CPJ urges Bangladesh president to return Digital Security Act to JS for revision
M Humayun Kabir: Expressing deep concern about Digital Security Act which was passed on September 18 by the parliament, the Committee to Protect Journalists (CPJ) in a letter to the Bangladesh president has urged him to return it to the parliament for a review.
CPJ, an independent press freedom advocacy organisation, published the letter on its website on Friday, reports The Daily Star.
They said they are concerned that if this legislation is allowed to become law, it would violate constitutional guarantees of freedom of the press.
The letter sent by Steven Butler, Asia programme coordinator of CPJ, added that it would create extensive legal dangers for journalists in the normal course of carrying out their professional activities.
“CPJ respectfully urges you to exercise your constitutional authority to return the legislation to parliament for revisions that would eliminate these dangers,” the letter read.
CPJ specifically outlined concerns that have been expressed repeatedly by the community of journalists in Bangladesh and urged the legislators to address them.
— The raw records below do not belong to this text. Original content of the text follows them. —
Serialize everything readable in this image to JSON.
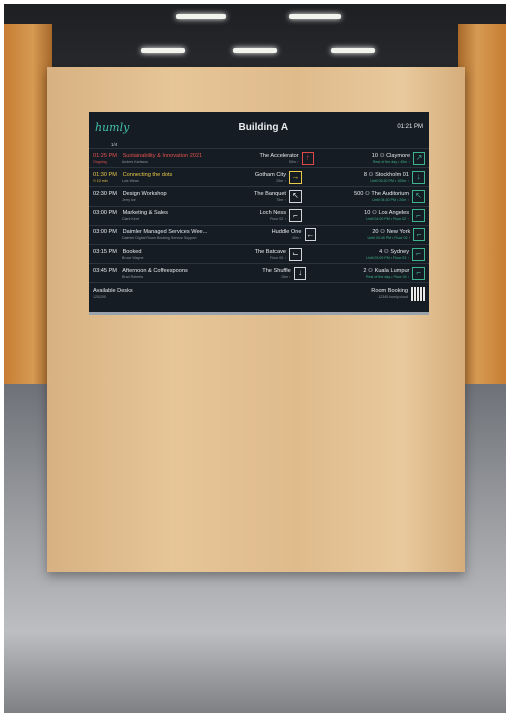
{
  "display": {
    "brand": "humly",
    "title": "Building A",
    "clock": "01:21 PM",
    "page_indicator": "1/4"
  },
  "bookings": [
    {
      "time": "01:25 PM",
      "title": "Sustainability & Innovation 2021",
      "sub_status": "Ongoing",
      "sub_person": "Anders Karlsson",
      "room": "The Accelerator",
      "room_info": "50m ↑",
      "icon": "arrow-up-icon",
      "state": "red",
      "next_name": "Claymore",
      "next_info": "Rest of the day • 45m ↑",
      "next_cap": "10",
      "next_icon": "arrow-up-right-icon"
    },
    {
      "time": "01:30 PM",
      "title": "Connecting the dots",
      "sub_status": "⏱ 10 min",
      "sub_person": "Luis Weas",
      "room": "Gotham City",
      "room_info": "25m ↑",
      "icon": "arrow-right-icon",
      "state": "yel",
      "next_name": "Stockholm 01",
      "next_info": "Until 03:30 PM • 100m ↑",
      "next_cap": "8",
      "next_icon": "arrow-down-icon"
    },
    {
      "time": "02:30 PM",
      "title": "Design Workshop",
      "sub_status": "",
      "sub_person": "Jerry Ice",
      "room": "The Banquet",
      "room_info": "75m ↑",
      "icon": "arrow-up-left-icon",
      "state": "",
      "next_name": "The Auditorium",
      "next_info": "Until 04:30 PM • 20m ↑",
      "next_cap": "500",
      "next_icon": "arrow-up-left-icon"
    },
    {
      "time": "03:00 PM",
      "title": "Marketing & Sales",
      "sub_status": "",
      "sub_person": "Clark Kent",
      "room": "Loch Ness",
      "room_info": "Floor 02 ↑",
      "icon": "stairs-icon",
      "state": "",
      "next_name": "Los Angeles",
      "next_info": "Until 04:00 PM • Floor 02 ↑",
      "next_cap": "10",
      "next_icon": "stairs-icon"
    },
    {
      "time": "03:00 PM",
      "title": "Daimler Managed Services Wee...",
      "sub_status": "",
      "sub_person": "Daimler Digital Room Booking Service Support",
      "room": "Huddle One",
      "room_info": "45m ↑",
      "icon": "arrow-left-icon",
      "state": "",
      "next_name": "New York",
      "next_info": "Until 03:45 PM • Floor 02 ↑",
      "next_cap": "20",
      "next_icon": "stairs-icon"
    },
    {
      "time": "03:15 PM",
      "title": "Booked",
      "sub_status": "",
      "sub_person": "Bruce Wayne",
      "room": "The Batcave",
      "room_info": "Floor 00 ↑",
      "icon": "stairs-down-icon",
      "state": "",
      "next_name": "Sydney",
      "next_info": "Until 03:00 PM • Floor 03 ↑",
      "next_cap": "4",
      "next_icon": "stairs-icon"
    },
    {
      "time": "03:45 PM",
      "title": "Afternoon & Coffeespoons",
      "sub_status": "",
      "sub_person": "Brad Roberts",
      "room": "The Shuffle",
      "room_info": "15m ↑",
      "icon": "arrow-down-icon",
      "state": "",
      "next_name": "Kuala Lumpur",
      "next_info": "Rest of the day • Floor 04 ↑",
      "next_cap": "2",
      "next_icon": "stairs-icon"
    }
  ],
  "footer": {
    "left_label": "Available Desks",
    "left_value": "125/200",
    "right_label": "Room Booking",
    "right_value": "12345.humly.cloud"
  },
  "colors": {
    "accent": "#43c1ab",
    "ongoing": "#e5514e",
    "upcoming": "#e8c949",
    "available": "#3fb38b"
  }
}
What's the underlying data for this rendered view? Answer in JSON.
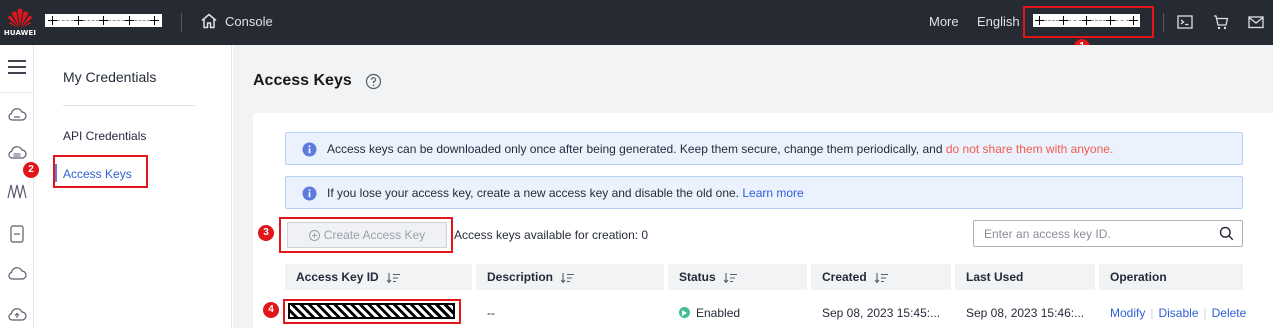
{
  "header": {
    "logo_text": "HUAWEI",
    "console_label": "Console",
    "more_label": "More",
    "language_label": "English"
  },
  "left_nav": {
    "title": "My Credentials",
    "items": [
      {
        "label": "API Credentials"
      },
      {
        "label": "Access Keys",
        "active": true
      }
    ]
  },
  "page": {
    "title": "Access Keys"
  },
  "alerts": [
    {
      "text": "Access keys can be downloaded only once after being generated. Keep them secure, change them periodically, and ",
      "warning": "do not share them with anyone."
    },
    {
      "text": "If you lose your access key, create a new access key and disable the old one. ",
      "link": "Learn more"
    }
  ],
  "toolbar": {
    "create_label": "Create Access Key",
    "available_text": "Access keys available for creation: 0",
    "search_placeholder": "Enter an access key ID."
  },
  "table": {
    "columns": [
      "Access Key ID",
      "Description",
      "Status",
      "Created",
      "Last Used",
      "Operation"
    ],
    "rows": [
      {
        "description": "--",
        "status": "Enabled",
        "created": "Sep 08, 2023 15:45:...",
        "last_used": "Sep 08, 2023 15:46:...",
        "operations": [
          "Modify",
          "Disable",
          "Delete"
        ]
      }
    ]
  },
  "annotations": [
    "1",
    "2",
    "3",
    "4"
  ],
  "colors": {
    "topbar": "#262a33",
    "accent": "#2f5ed6",
    "highlight": "#e0161b",
    "status_enabled": "#3fbf8f",
    "warning_text": "#f55a4e"
  }
}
The letter reads, “One of the most worrisome provisions of the Digital Security Act is an amendment added at the last minute in Section 43, which will allow police to arrest or search individuals without a warrant. In addition, the Digital Security Act includes problematic aspects of Section 57 of the Information and Communications Technology Act, despite public promises by government ministers to eliminate it.”
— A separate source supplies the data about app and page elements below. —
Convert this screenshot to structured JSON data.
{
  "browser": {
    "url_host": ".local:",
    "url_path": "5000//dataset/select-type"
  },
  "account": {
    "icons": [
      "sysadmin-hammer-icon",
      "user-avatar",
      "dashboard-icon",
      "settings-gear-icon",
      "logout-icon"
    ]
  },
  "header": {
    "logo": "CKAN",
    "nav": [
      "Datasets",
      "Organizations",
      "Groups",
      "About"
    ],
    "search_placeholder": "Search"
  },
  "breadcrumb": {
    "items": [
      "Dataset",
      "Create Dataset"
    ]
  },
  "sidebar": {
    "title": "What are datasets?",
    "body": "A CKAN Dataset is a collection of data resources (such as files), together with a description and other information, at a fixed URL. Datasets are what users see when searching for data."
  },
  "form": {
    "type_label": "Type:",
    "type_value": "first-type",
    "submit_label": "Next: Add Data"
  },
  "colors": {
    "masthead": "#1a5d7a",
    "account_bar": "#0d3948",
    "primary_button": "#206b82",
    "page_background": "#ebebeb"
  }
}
The letter by CPJ added that the extremely heavy fines and punishments, up to 50 million taka (US$600,000) and life imprisonment depending on the offense, threaten to make journalism an unacceptably hazardous profession and will result in a timid press that cannot play the important role required to support a vital democracy in Bangladesh.
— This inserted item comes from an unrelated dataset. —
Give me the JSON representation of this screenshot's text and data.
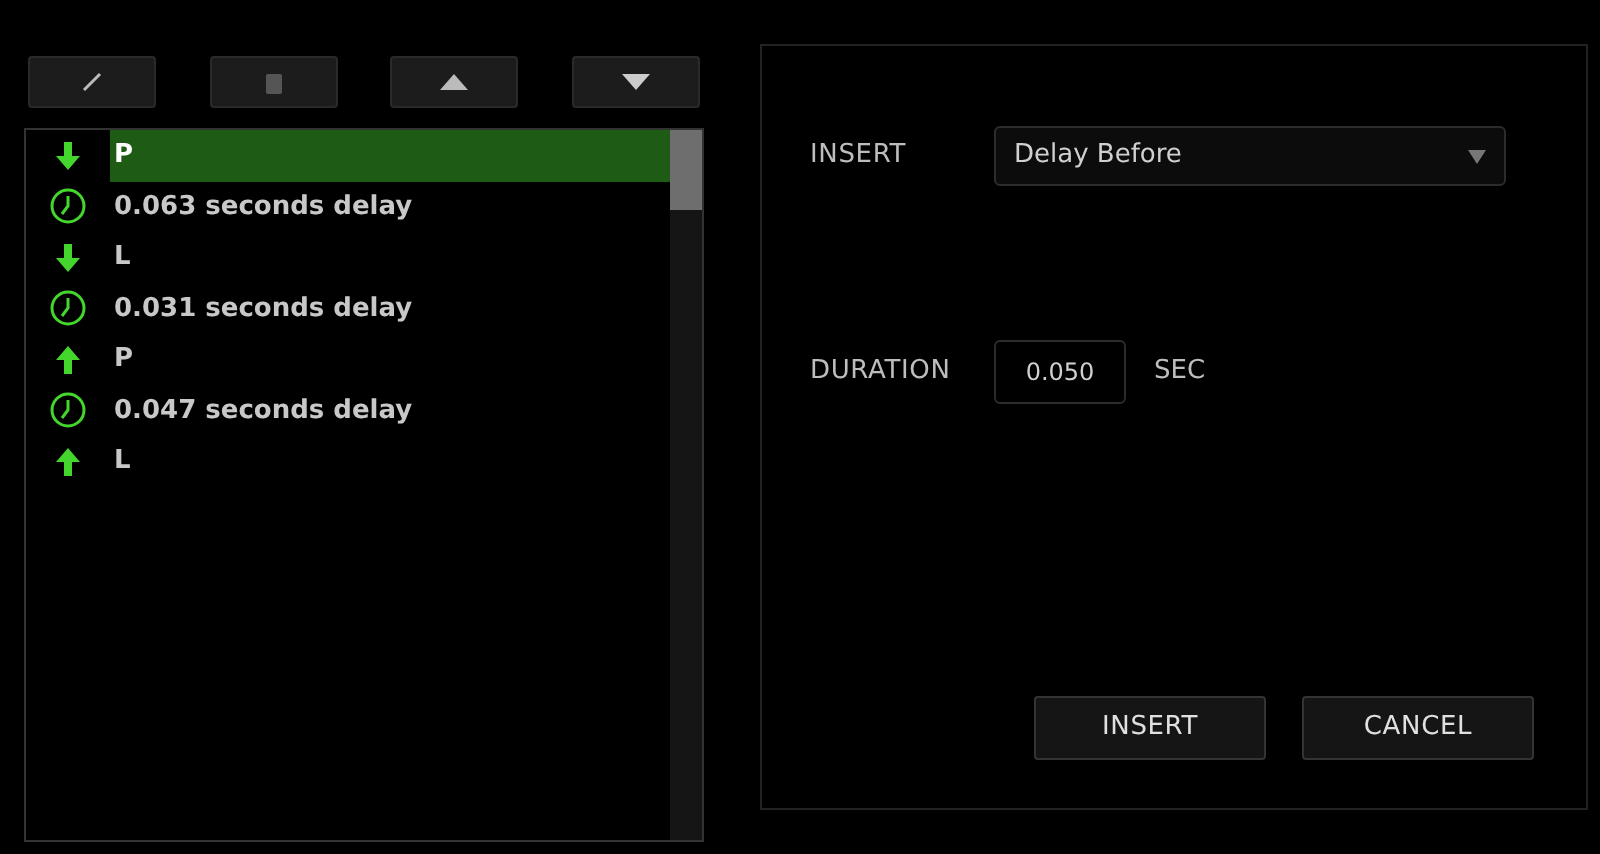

“Bangladesh has a proud history as a secular democracy with strong affirmations of human rights and freedom of speech and the press. This legislation promises to damage that tradition, and to severely harm Bangladesh’s standing among the community of democracies as a defender of press freedom,” the letter said.